He lasted only half a season in Kansas City before he was acquired by the Toronto Blue Jays for the 1987 stretch drive. His bases loaded triple in a late season game against Detroit gave Toronto a 3.5 game lead over the Tigers in the AL East with eight to play. However the Blue Jays would soon blow that lead, losing their final 7 games of the season while Detroit won 6 of its last 8 to take the division by 2 games. Beniquez played his final season in 1988 wrapping up a 17 year career with eight different teams.
Why I love this card Hard to believe but this card is the first appearance of the bat-at-the-camera shot. Beniquez looks as if he's going to swat the "Yankees" pennant. In a different era, this shot was fairly common on a baseball card, but by 1980 it wasn't as employed as often. And what's up with his name printed so prominantly on both his batting gloves? Was Ruben Rivera hanging around the Yankee clubhouse even then?
Something else.... In 2008, an ebay listing offered the actual bat used by Bernie Carbo in the 1975 Series. The listing proported that it was the bat Carbo used to hit his famous game-tying home run in Game 6, the precursor to Carlton Fisk's home run. What does this have to do with Beniquez? The bat in the listing was a Juan Beniquez model. Carbo has since questioned the authenticity of the bat.
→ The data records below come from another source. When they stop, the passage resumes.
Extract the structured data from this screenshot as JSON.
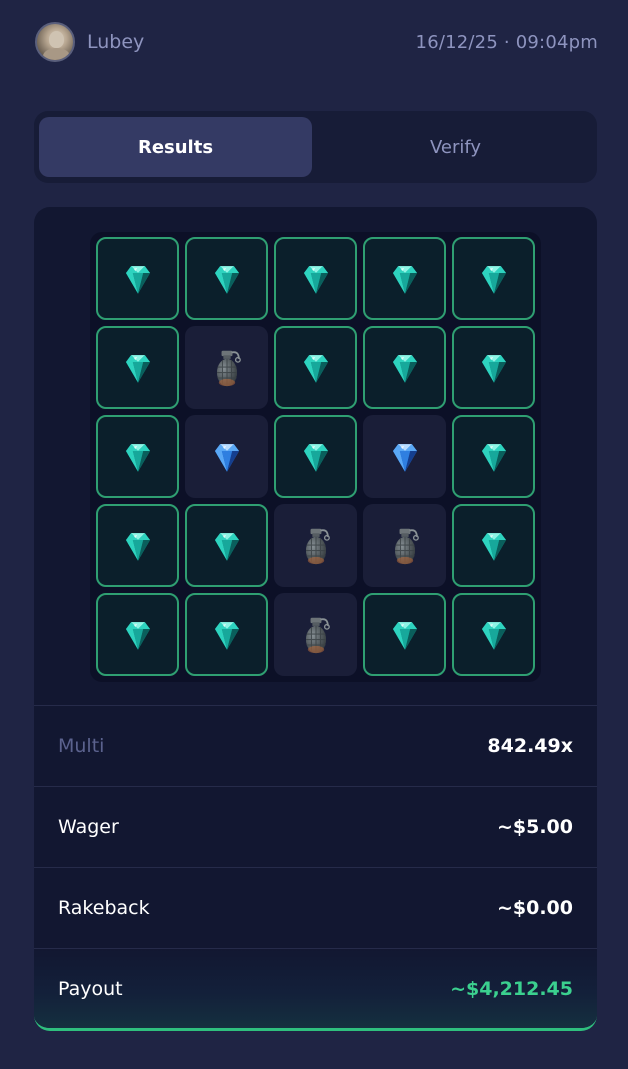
{
  "header": {
    "username": "Lubey",
    "timestamp": "16/12/25 · 09:04pm"
  },
  "tabs": [
    {
      "label": "Results",
      "active": true
    },
    {
      "label": "Verify",
      "active": false
    }
  ],
  "board": {
    "rows": 5,
    "cols": 5,
    "tiles": [
      [
        "gem-revealed",
        "gem-revealed",
        "gem-revealed",
        "gem-revealed",
        "gem-revealed"
      ],
      [
        "gem-revealed",
        "mine",
        "gem-revealed",
        "gem-revealed",
        "gem-revealed"
      ],
      [
        "gem-revealed",
        "gem-unrevealed",
        "gem-revealed",
        "gem-unrevealed",
        "gem-revealed"
      ],
      [
        "gem-revealed",
        "gem-revealed",
        "mine",
        "mine",
        "gem-revealed"
      ],
      [
        "gem-revealed",
        "gem-revealed",
        "mine",
        "gem-revealed",
        "gem-revealed"
      ]
    ]
  },
  "stats": {
    "multi_label": "Multi",
    "multi_value": "842.49x",
    "wager_label": "Wager",
    "wager_value": "~$5.00",
    "rakeback_label": "Rakeback",
    "rakeback_value": "~$0.00",
    "payout_label": "Payout",
    "payout_value": "~$4,212.45"
  },
  "colors": {
    "background": "#1f2444",
    "accent_green": "#3bd08f",
    "revealed_border": "#2f9f72",
    "muted_text": "#8e94bf"
  }
}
This blog is inspired by several influences; first, the other blogs dedicated to a single season of Topps sets and the folks at http://www.deanscards.com/, who provide a great resource of all years of cards (and from whom I stole the awesome header).
Mainly though, this blog is inspired by my Dad who during the summer of 1980, fully introduced me to the great game of baseball through these cards. Every one of these cards is somehow connected to a memory of that time.